Throughout history, reptiles have woven a complex and intriguing tapestry of associations with women, intertwining themes of power, transformation, and symbolism across cultures and epochs.
In ancient mythology, the serpent has often been linked with feminine energy and wisdom. In the Mesopotamian myth of Inanna, the goddess of love and war, she descends into the underworld shedding her symbols of power, including her robes and jewelry, representing the shedding of societal expectations. A serpent is said to have guarded her at the gates of the underworld, symbolizing the transformative journey of self-discovery.
In ancient Greece, the Gorgons, including the infamous Medusa, were female creatures with snakes for hair. Medusa, whose gaze could turn men to stone, is often seen as a symbol of feminine power that could both captivate and terrify. The snake-like imagery in this context serves as a representation of the mysteries of the feminine and the dual nature of beauty and danger.
In Egyptian mythology, the cobra was a symbol of protection and power. The uraeus, a rearing cobra often depicted on the headdresses of pharaohs, was believed to offer divine protection. This association with protection and guardianship has strong parallels with the nurturing and protective aspects often associated with the feminine.
In Mesoamerican cultures, the feathered serpent deity, Quetzalcoatl, was revered as a bringer of knowledge and civilization.

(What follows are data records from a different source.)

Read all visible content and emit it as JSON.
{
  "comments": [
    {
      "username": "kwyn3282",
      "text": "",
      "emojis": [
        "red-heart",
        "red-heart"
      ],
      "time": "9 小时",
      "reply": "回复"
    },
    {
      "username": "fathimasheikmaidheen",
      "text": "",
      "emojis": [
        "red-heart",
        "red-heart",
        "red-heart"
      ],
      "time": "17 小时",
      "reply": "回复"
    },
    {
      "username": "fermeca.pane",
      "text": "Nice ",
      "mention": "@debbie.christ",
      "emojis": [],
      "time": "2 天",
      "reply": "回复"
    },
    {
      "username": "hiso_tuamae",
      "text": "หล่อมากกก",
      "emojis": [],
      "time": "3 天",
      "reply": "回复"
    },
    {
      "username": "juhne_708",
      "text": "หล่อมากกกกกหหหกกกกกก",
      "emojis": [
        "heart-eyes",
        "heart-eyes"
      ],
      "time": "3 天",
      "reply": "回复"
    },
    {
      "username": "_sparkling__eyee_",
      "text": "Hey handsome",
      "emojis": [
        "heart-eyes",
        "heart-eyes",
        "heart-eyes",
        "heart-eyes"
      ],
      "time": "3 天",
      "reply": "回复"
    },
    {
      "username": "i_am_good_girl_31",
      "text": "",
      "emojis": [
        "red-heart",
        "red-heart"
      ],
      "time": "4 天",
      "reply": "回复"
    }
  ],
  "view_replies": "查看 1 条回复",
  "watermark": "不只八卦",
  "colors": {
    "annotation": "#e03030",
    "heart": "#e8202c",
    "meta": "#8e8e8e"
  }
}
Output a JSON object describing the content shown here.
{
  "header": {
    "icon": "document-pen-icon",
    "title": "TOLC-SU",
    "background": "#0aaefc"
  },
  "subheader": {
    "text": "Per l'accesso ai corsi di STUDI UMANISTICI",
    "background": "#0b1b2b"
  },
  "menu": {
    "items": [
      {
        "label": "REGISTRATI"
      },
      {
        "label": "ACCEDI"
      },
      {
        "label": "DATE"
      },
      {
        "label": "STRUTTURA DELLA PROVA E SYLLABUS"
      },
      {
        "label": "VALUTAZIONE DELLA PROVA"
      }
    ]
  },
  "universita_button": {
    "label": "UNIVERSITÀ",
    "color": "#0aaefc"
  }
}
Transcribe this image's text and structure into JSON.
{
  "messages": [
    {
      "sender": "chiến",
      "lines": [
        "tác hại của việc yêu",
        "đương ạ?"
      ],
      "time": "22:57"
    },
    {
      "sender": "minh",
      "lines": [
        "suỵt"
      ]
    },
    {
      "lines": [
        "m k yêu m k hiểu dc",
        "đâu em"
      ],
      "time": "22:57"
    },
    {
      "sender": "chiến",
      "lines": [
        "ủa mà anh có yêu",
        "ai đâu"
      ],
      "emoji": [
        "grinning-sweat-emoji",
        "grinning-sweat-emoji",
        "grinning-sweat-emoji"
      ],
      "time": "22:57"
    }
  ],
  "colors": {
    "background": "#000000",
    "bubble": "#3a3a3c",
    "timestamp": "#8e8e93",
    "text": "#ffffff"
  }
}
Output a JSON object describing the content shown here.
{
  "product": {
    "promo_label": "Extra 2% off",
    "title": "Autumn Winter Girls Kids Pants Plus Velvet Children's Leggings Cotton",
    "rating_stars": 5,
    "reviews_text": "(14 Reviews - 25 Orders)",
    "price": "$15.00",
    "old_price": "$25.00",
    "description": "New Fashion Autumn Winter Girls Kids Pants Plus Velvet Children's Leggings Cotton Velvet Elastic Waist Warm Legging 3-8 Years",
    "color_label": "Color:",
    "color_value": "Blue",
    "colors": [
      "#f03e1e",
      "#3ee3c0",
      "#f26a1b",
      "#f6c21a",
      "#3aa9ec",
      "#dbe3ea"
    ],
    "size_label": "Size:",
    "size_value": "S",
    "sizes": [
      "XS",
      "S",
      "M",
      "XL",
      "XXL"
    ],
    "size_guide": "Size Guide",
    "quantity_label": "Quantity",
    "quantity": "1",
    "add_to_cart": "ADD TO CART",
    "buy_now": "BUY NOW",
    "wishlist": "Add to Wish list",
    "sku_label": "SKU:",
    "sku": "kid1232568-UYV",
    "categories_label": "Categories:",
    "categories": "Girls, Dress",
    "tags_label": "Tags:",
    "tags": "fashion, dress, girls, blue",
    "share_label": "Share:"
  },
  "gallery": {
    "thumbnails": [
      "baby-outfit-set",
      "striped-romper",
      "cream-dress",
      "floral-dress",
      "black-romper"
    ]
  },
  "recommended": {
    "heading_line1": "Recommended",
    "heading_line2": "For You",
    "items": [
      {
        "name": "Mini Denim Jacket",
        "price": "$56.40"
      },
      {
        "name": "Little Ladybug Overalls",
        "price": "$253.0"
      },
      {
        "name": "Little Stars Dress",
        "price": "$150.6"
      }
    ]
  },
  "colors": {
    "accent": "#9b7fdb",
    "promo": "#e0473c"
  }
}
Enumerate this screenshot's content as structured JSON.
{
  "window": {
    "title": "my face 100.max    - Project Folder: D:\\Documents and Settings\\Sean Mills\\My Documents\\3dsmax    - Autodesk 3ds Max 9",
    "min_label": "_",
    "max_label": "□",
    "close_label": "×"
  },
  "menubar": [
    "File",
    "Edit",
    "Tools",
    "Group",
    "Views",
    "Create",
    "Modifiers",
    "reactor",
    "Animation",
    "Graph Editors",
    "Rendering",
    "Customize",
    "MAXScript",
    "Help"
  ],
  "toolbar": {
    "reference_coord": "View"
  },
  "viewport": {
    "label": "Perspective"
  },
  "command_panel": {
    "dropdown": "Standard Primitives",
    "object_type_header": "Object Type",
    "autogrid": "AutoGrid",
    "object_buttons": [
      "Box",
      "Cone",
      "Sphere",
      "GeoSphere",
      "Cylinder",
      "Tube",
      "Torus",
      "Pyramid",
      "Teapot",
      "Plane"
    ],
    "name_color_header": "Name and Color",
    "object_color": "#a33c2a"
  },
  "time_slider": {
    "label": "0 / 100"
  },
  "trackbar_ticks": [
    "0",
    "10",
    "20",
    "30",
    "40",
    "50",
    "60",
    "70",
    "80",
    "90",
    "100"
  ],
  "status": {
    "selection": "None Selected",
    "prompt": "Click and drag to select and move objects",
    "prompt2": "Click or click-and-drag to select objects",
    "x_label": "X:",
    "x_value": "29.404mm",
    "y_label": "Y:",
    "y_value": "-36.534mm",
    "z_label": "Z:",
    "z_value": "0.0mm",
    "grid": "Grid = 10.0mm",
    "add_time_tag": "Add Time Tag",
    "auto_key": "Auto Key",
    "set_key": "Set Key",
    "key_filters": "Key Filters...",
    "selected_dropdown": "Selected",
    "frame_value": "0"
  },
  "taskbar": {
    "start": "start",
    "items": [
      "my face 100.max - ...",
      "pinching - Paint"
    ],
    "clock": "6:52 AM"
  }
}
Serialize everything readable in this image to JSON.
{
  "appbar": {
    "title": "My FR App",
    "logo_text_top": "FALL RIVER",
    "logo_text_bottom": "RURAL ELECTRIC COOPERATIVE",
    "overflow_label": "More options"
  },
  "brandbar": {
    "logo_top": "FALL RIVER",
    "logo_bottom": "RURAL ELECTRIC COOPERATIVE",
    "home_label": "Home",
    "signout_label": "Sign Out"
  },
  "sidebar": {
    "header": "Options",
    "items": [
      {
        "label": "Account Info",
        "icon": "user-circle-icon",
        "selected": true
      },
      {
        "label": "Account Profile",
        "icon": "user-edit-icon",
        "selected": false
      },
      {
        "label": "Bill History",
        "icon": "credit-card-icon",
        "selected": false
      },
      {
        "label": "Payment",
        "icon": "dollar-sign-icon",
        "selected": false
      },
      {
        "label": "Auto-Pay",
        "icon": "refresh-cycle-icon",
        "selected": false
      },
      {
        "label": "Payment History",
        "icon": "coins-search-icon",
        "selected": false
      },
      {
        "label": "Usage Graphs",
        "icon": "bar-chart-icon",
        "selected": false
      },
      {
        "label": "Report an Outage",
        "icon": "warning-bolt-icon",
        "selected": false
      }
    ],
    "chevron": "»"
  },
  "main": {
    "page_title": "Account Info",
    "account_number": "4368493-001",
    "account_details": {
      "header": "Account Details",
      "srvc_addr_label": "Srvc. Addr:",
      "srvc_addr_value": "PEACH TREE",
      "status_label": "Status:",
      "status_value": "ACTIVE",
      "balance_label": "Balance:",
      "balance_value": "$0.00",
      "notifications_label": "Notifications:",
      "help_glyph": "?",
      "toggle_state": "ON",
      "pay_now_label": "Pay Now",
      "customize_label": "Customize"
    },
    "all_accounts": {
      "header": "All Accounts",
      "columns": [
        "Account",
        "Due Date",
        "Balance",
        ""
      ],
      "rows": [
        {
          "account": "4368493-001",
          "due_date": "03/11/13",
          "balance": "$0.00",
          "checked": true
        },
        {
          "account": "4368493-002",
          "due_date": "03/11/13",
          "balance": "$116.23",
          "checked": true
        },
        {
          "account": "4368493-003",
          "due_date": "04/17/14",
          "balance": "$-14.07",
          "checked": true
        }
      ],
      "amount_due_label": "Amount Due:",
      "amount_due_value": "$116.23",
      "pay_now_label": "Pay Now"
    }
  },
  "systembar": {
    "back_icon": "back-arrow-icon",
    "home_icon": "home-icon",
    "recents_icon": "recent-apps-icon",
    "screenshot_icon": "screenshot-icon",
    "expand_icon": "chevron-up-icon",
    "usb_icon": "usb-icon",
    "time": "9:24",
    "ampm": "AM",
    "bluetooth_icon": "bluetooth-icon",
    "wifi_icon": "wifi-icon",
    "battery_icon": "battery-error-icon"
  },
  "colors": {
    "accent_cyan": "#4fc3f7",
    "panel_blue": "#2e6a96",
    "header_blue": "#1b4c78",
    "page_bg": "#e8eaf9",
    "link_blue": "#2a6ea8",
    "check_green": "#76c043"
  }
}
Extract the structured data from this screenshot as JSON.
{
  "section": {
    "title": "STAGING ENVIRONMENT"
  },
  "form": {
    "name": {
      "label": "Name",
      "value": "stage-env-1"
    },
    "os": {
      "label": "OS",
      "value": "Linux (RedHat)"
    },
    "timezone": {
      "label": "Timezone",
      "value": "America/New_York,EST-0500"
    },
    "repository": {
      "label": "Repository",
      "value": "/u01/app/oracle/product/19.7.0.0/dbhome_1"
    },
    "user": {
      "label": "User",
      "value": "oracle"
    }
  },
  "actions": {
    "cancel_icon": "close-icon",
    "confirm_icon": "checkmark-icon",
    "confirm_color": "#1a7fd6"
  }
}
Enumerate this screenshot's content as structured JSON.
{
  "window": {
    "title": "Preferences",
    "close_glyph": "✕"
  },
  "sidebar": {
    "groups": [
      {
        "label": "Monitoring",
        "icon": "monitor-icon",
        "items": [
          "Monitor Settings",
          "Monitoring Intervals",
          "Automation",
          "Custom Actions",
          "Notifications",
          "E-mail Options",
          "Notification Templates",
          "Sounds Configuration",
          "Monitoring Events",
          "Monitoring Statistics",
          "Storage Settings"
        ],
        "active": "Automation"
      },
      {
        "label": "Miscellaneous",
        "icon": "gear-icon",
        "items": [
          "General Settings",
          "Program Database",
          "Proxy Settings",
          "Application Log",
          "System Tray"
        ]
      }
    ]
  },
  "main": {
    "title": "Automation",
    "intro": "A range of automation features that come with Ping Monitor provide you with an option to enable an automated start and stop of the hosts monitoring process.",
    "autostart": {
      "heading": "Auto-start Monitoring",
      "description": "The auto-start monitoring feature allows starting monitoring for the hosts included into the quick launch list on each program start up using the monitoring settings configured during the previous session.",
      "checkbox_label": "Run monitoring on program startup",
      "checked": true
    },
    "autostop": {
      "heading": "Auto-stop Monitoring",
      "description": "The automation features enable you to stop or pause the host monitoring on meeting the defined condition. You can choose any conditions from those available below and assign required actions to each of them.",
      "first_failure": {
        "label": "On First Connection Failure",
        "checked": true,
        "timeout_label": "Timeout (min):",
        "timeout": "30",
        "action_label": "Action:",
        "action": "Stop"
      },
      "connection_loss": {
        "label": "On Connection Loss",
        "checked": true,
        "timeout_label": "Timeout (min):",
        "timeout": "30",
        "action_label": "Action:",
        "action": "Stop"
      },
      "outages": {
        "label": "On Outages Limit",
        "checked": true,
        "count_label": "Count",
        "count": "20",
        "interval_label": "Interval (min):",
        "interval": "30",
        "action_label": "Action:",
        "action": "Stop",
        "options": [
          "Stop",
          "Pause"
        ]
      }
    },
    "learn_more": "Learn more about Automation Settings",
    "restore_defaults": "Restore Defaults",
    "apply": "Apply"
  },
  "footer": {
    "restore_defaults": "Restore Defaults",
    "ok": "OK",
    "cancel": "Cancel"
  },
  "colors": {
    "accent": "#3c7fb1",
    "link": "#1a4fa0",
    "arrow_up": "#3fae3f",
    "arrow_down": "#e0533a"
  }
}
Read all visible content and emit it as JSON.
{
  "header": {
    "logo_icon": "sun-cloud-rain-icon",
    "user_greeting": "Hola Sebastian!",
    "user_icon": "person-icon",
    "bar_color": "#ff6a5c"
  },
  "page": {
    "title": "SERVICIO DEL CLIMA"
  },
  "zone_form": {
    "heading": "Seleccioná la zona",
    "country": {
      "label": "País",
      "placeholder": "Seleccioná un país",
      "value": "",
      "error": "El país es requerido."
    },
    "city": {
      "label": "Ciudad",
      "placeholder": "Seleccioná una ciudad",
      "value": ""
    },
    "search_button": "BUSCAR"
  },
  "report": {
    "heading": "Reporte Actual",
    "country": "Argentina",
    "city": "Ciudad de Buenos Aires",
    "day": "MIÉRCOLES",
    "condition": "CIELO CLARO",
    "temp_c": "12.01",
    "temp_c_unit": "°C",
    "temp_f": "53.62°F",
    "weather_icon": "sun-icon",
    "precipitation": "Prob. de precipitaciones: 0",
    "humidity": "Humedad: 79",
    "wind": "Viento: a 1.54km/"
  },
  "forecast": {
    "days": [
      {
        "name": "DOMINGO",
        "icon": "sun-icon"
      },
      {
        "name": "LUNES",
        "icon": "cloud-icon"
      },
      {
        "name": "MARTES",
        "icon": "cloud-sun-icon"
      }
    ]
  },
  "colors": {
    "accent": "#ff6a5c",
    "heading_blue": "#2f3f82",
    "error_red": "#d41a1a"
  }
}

This serpent figure, often depicted as a plumed serpent, embodies the duality of creation and destruction, much like the cyclical nature of life that is often linked with feminine symbolism.
Reptiles' historical associations with women have also extended into more modern times. In some cultures, the snake is a symbol of rebirth and transformation due to its ability to shed its skin. This has been seen as a representation of the cyclical nature of life, death, and rebirth—themes often associated with femininity and the cycles of menstruation and childbirth.
Women's connection with reptiles isn't limited to mythology and symbolism—it can be found in the real world as well. For instance, women herpetologists, who study reptiles and amphibians, have made significant contributions to the field of science. Women like Grace Olive Wiley and Doris Mable Cochran have been pioneers in this domain, challenging gender norms and making strides in understanding these creatures.
In essence, the historical and symbolic associations of reptiles with women are rich and varied. From the serpent's dual nature of beauty and danger to the snake's ability to shed its skin as a metaphor for transformation, these connections highlight the depth and complexity of the relationship between women and these intriguing creatures. Whether embodying power, mystery, transformation, or protection, the reptile's presence alongside women resonates with the intricate threads that weave together culture, mythology, and the human experience.